***** Task material

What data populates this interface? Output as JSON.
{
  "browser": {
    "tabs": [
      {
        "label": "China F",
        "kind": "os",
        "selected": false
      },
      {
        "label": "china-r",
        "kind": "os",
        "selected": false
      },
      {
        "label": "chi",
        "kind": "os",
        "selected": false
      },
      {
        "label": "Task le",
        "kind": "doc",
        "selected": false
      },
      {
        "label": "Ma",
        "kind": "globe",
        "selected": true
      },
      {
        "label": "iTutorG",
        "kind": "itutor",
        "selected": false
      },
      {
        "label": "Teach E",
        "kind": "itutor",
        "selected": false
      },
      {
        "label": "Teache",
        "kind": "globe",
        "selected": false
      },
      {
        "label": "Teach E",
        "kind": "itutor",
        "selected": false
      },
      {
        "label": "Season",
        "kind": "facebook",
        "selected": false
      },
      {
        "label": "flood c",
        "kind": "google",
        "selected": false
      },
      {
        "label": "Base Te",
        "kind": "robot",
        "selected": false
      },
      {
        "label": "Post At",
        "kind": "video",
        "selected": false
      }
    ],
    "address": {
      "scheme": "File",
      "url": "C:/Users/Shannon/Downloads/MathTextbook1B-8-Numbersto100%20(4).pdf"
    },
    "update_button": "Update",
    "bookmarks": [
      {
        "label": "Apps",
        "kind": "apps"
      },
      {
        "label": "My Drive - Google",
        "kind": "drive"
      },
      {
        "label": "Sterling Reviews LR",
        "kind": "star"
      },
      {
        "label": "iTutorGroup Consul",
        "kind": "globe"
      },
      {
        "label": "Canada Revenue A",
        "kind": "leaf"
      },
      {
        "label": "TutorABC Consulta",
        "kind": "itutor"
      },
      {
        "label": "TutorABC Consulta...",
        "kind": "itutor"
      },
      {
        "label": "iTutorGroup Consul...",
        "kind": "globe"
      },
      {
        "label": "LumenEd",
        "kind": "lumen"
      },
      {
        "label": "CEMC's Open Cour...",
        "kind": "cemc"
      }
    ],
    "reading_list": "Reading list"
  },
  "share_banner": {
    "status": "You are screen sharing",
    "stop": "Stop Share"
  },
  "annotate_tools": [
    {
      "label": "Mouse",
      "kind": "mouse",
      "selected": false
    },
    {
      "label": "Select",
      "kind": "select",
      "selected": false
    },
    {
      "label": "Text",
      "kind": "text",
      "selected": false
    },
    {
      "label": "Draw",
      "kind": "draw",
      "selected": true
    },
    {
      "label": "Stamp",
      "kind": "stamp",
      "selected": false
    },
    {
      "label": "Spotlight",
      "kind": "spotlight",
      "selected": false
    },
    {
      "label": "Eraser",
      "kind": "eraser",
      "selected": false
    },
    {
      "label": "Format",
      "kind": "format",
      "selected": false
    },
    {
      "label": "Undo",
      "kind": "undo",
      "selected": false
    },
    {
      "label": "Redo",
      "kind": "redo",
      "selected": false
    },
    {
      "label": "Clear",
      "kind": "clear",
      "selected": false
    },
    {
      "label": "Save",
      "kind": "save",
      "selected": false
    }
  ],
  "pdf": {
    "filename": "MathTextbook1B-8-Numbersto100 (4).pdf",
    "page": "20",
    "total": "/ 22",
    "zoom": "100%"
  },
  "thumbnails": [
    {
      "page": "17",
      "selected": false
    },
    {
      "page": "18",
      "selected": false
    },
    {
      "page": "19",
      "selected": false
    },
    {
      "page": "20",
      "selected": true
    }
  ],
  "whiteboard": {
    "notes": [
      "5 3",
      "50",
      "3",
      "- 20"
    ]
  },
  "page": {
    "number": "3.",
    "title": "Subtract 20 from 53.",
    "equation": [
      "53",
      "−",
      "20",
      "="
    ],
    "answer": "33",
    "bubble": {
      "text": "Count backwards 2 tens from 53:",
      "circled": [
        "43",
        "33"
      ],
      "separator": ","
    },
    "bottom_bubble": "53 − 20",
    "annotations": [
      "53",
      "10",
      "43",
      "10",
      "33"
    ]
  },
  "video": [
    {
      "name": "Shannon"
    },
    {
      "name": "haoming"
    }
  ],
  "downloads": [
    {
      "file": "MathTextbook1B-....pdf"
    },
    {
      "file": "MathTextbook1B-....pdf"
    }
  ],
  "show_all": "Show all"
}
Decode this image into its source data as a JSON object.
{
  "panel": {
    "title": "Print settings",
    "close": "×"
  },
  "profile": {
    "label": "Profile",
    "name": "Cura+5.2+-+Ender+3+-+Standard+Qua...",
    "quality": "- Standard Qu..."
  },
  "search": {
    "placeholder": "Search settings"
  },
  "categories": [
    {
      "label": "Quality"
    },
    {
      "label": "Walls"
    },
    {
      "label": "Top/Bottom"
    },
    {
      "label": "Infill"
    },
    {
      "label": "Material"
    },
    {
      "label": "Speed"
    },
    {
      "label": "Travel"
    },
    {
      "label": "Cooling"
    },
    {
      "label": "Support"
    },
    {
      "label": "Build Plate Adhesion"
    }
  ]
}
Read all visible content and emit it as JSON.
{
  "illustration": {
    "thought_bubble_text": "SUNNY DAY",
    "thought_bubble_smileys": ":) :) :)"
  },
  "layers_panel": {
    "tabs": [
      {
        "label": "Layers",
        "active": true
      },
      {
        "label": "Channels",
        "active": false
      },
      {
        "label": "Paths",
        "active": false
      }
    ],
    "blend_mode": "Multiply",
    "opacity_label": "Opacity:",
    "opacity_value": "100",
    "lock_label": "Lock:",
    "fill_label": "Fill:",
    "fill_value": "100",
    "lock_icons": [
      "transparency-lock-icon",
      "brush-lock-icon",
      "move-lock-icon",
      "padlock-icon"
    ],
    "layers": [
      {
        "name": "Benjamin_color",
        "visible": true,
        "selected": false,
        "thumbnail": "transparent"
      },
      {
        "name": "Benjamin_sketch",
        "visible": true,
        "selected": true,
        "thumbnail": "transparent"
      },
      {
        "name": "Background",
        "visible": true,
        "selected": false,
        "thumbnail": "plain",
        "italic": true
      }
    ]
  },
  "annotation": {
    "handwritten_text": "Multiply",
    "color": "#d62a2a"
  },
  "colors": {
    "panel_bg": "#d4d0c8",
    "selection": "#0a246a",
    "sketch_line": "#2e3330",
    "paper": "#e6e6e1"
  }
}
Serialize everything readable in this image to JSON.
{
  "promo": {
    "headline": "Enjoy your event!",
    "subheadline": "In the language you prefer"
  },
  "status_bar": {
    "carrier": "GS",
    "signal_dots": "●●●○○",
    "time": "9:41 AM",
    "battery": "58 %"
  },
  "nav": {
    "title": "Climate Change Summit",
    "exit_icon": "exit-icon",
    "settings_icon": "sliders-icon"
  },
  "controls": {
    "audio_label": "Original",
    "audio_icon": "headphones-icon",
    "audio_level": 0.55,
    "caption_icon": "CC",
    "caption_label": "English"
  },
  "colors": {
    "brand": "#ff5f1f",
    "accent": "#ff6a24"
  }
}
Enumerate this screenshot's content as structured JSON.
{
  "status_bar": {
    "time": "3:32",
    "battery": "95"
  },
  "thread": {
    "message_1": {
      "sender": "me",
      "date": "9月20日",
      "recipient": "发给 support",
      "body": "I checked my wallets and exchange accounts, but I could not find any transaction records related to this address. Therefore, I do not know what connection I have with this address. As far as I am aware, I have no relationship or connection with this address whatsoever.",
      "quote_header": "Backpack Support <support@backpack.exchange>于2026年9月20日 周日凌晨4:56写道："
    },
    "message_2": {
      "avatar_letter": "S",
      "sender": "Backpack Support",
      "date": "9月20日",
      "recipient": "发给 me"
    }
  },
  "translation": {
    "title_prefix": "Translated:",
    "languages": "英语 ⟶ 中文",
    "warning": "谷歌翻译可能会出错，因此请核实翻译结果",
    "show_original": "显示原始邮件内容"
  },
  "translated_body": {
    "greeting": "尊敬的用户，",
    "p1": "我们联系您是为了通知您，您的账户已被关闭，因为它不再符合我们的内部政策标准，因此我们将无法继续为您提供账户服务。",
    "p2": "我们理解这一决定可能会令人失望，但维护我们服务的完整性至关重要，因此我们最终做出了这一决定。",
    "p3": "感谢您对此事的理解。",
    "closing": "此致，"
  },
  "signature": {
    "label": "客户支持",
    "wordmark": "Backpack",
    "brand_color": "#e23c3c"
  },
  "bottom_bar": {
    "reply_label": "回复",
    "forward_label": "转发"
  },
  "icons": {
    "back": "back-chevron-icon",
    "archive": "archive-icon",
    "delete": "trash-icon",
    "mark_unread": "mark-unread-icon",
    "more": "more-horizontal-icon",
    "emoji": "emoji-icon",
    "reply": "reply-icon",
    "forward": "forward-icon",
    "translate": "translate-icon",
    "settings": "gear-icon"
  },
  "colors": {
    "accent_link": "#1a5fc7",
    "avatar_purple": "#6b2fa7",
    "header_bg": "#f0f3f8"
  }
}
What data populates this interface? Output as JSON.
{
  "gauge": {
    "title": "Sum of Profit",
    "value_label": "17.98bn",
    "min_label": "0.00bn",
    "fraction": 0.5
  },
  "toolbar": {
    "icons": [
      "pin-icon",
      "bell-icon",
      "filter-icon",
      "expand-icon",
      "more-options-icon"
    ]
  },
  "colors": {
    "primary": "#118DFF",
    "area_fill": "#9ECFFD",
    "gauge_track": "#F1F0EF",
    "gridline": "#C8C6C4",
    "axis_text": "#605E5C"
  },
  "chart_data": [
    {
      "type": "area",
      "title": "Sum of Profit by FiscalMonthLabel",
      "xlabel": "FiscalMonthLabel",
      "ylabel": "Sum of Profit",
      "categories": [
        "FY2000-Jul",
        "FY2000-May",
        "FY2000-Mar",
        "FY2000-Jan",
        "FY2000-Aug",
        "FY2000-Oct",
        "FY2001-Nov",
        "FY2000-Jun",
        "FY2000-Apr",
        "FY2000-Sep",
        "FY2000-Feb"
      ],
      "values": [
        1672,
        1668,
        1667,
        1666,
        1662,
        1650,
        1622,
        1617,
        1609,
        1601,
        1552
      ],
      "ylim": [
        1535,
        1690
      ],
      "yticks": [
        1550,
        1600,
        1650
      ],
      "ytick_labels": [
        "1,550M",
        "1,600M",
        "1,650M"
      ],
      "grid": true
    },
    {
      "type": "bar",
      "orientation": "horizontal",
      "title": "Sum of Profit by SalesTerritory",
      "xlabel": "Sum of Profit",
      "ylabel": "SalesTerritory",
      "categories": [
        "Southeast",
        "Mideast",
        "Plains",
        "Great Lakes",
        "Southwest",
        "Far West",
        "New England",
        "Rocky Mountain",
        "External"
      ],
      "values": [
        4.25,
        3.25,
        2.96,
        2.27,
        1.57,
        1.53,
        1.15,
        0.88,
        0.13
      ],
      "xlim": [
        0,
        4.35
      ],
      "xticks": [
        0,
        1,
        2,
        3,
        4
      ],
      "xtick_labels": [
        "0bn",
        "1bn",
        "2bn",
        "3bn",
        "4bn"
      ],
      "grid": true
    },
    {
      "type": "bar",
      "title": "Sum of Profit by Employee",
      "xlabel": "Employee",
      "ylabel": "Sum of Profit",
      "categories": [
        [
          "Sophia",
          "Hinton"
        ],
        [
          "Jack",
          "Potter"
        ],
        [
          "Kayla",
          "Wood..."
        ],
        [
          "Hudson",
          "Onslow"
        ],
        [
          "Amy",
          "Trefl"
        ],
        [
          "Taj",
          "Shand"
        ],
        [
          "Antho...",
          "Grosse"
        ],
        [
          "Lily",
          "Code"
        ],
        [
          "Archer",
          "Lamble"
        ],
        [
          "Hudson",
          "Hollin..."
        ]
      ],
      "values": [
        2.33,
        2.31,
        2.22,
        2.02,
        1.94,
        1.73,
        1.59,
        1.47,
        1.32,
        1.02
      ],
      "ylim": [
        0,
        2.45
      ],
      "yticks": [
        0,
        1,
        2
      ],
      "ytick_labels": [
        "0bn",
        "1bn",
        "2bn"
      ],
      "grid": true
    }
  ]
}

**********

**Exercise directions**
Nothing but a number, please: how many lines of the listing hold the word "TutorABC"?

**Exercise output**
2